The conversation about suicide prevention has been taboo for too long. Too many of us know someone who has been impacted by suicide. Following suicide, the terrible pain and suffering of the victim is often carried by families and loved ones long after they are gone. The devastating effect of such tragedies on our communities, and on our youth, compels us to shine a light on mental health issues that were once stigmatized.
There is a place for the federal government in addressing this epidemic. When I first came to Congress, I didn’t realize we were in the midst of a mental health and suicide crisis, especially among our youth and veterans. That is why I introduced the National Suicide Hotline Designation Act, assigning 9-8-8 as the three-digit dialing code for mental health crisis intervention. This is just one example of a necessary federal solution.
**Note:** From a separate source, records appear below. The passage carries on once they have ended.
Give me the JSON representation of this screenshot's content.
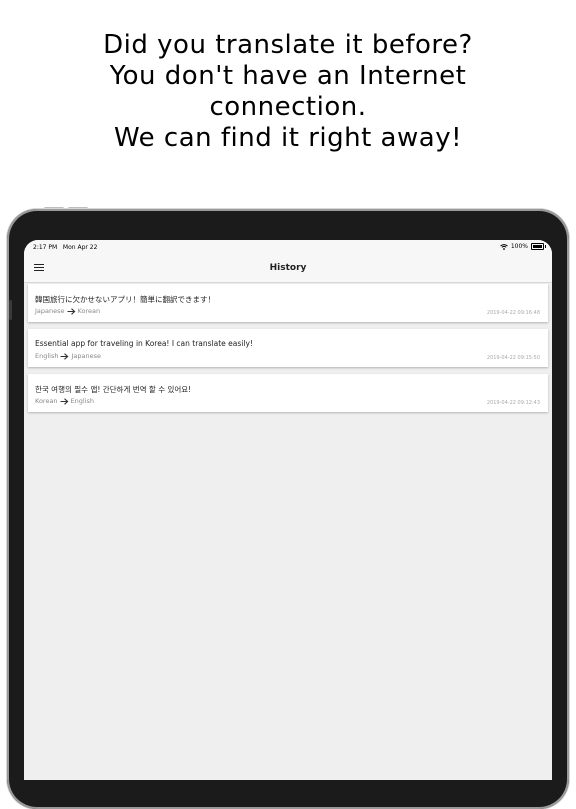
{
  "promo": {
    "lines": [
      "Did you translate it before?",
      "You don't have an Internet",
      "connection.",
      "We can find it right away!"
    ]
  },
  "statusbar": {
    "time": "2:17 PM",
    "date": "Mon Apr 22",
    "battery": "100%",
    "icons": [
      "wifi-icon",
      "battery-icon"
    ]
  },
  "navbar": {
    "title": "History",
    "menu_icon": "hamburger-menu-icon"
  },
  "history": [
    {
      "text": "韓国旅行に欠かせないアプリ！簡単に翻訳できます！",
      "source": "Japanese",
      "target": "Korean",
      "date": "2019-04-22 09:16:48"
    },
    {
      "text": "Essential app for traveling in Korea! I can translate easily!",
      "source": "English",
      "target": "Japanese",
      "date": "2019-04-22 09:15:50"
    },
    {
      "text": "한국 여행의 필수 앱! 간단하게 번역 할 수 있어요!",
      "source": "Korean",
      "target": "English",
      "date": "2019-04-22 09:12:43"
    }
  ],
  "colors": {
    "background": "#ffffff",
    "device_frame": "#1b1b1b",
    "screen_bg": "#efefef",
    "navbar_bg": "#f7f7f7",
    "card_bg": "#ffffff"
  }
}
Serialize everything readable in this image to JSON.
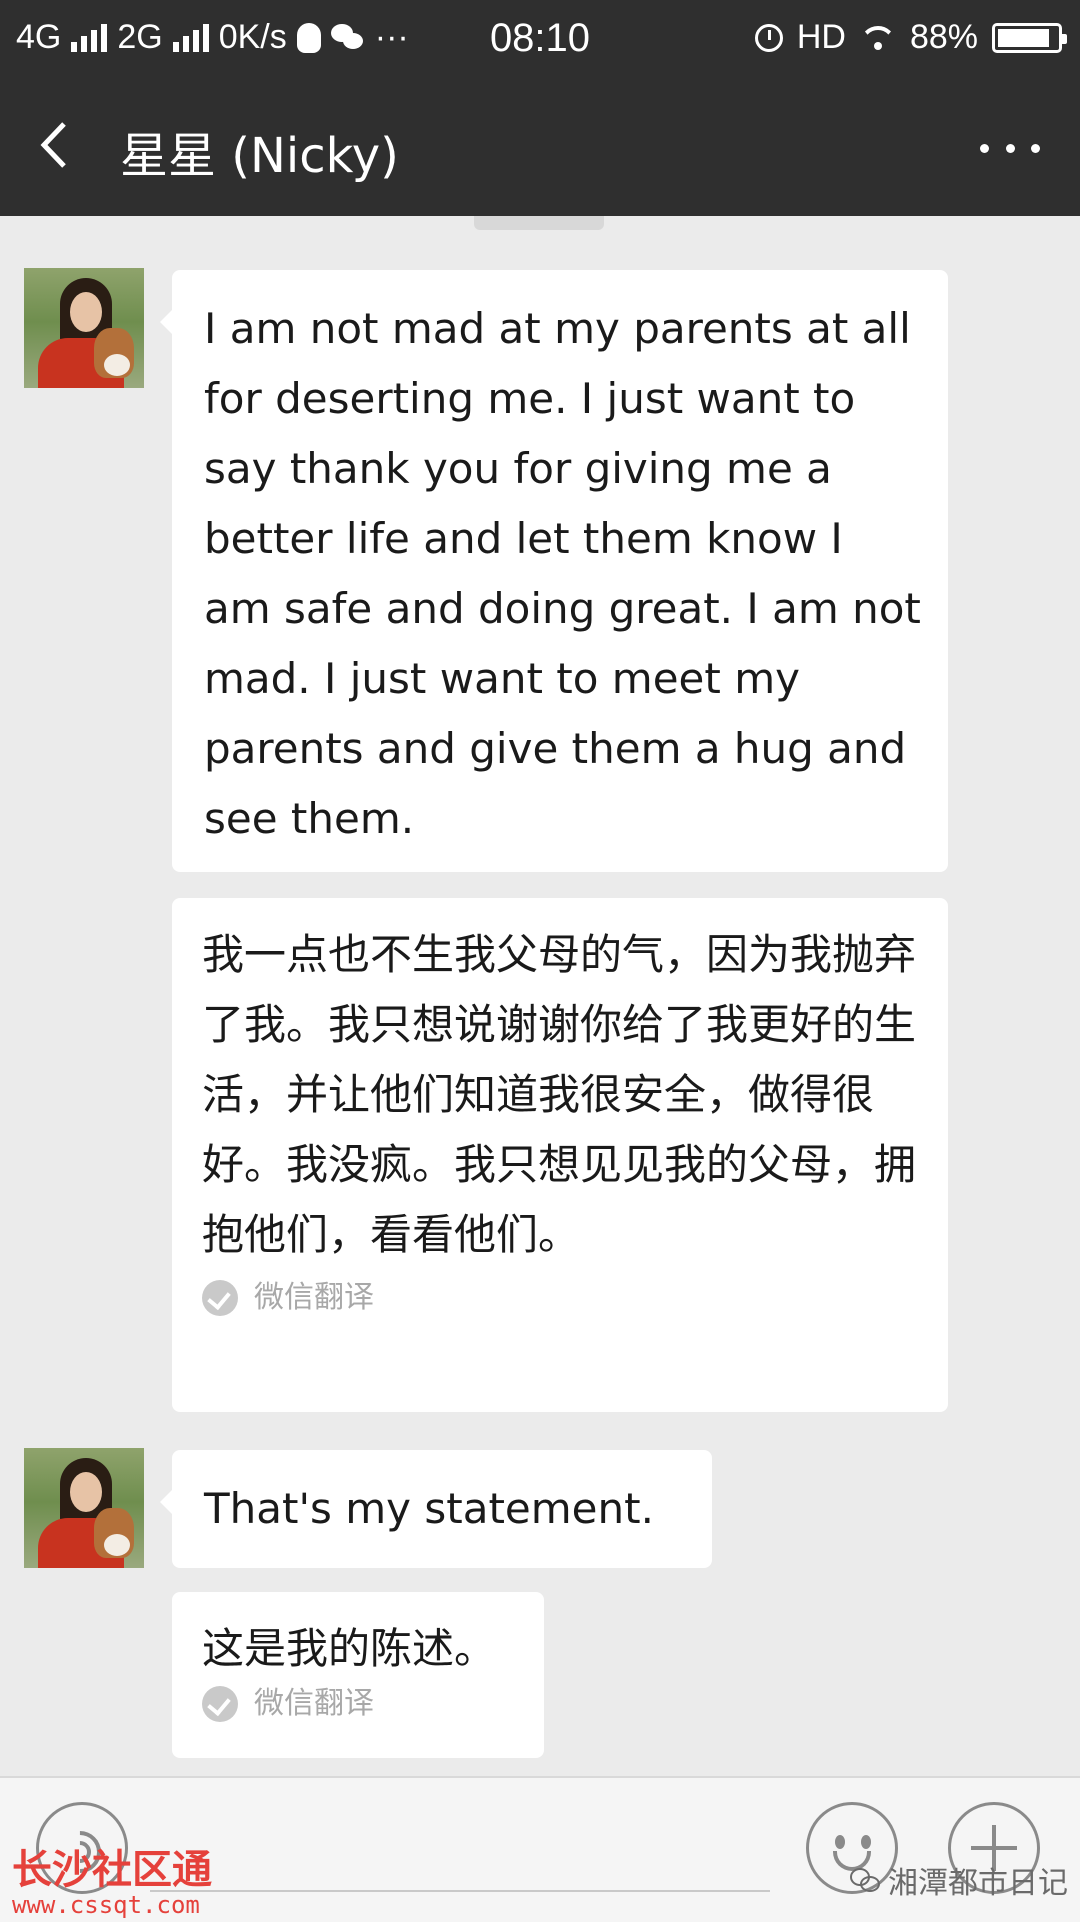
{
  "status_bar": {
    "network_1": "4G",
    "network_2": "2G",
    "speed": "0K/s",
    "more": "···",
    "time": "08:10",
    "hd": "HD",
    "battery_percent": "88%",
    "battery_level": 0.88
  },
  "header": {
    "title": "星星 (Nicky)"
  },
  "messages": [
    {
      "text": "I am not mad at my parents at all for deserting me.  I just want to say thank you for giving me a better life and let them know I am safe and doing great. I am not mad. I just want to meet my parents and give them a hug and see them.",
      "translation": "我一点也不生我父母的气，因为我抛弃了我。我只想说谢谢你给了我更好的生活，并让他们知道我很安全，做得很好。我没疯。我只想见见我的父母，拥抱他们，看看他们。",
      "translation_label": "微信翻译"
    },
    {
      "text": "That's my statement.",
      "translation": "这是我的陈述。",
      "translation_label": "微信翻译"
    }
  ],
  "watermarks": {
    "left_brand": "长沙社区通",
    "left_url": "www.cssqt.com",
    "right_brand": "湘潭都市日记"
  }
}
This week I joined with my colleague, Rep. Doris Matsui, D-Calif., in the House of Representatives to introduce another measure, the bipartisan Suicide Prevention Act. This bill provides much needed resources to improve prevention, authorizing the Centers for Disease Control and Prevention, or CDC, to partner with state and local health departments and community organizations to identify early trends and intervention options.
Here in Utah, we have the fifth highest suicide rate in the nation. This problem hits our youth particularly hard. So many of my constituents have been personally impacted. I have been touched by their stories. After meeting one-on-one with some of these families, I knew there had to be more we could do. There is a very real need for greater emphasis on mental health issues at the federal, state and local levels.
Last week I hosted a round table event in Salt Lake City to bring together legislators, community leaders and advocates with an interest in addressing this crisis. We recognize that the problem is complicated. But each institution — such as government, health care and families — has a role to play.
The government’s role in addressing this crisis starts with improving the tools that experts and emergency personnel have, in order to help identify current trends and mobilize mental health support where intervention can be most effective.
We recognize that the problem is complicated. But each institution — such as government, health care and families — has a role to play.
To my surprise, the most recent data from the CDC on suicide dates back to 2018. By improving data collection and sharing through this legislation, we can better evaluate solutions and respond in real time to help save lives.
This bill creates a starting point as we seek new opportunities for collaboration among various levels of government. For example, we know that approximately 37% of individuals without a previous history of mental health or substance abuse who die by suicide visit an emergency department within the year before their death. According to the Suicide Prevention Resource Center, the risk of suicide is greatest within a month of discharge from the hospital. Armed with that information, we were able to write into the bill funding for grants that ensure professionals have the resources they need to save lives. Those grants will establish programs to better train staff to screen and respond to at-risk patients in that specific environment where we know intervention can make a difference.
It is my hope that additional information will reveal other trends that lead us to new and more effective interventions. Over time, this will help us better focus resources to save lives.
U.S. Rep. Chris Stewart represents Utah’s 2nd Congressional District.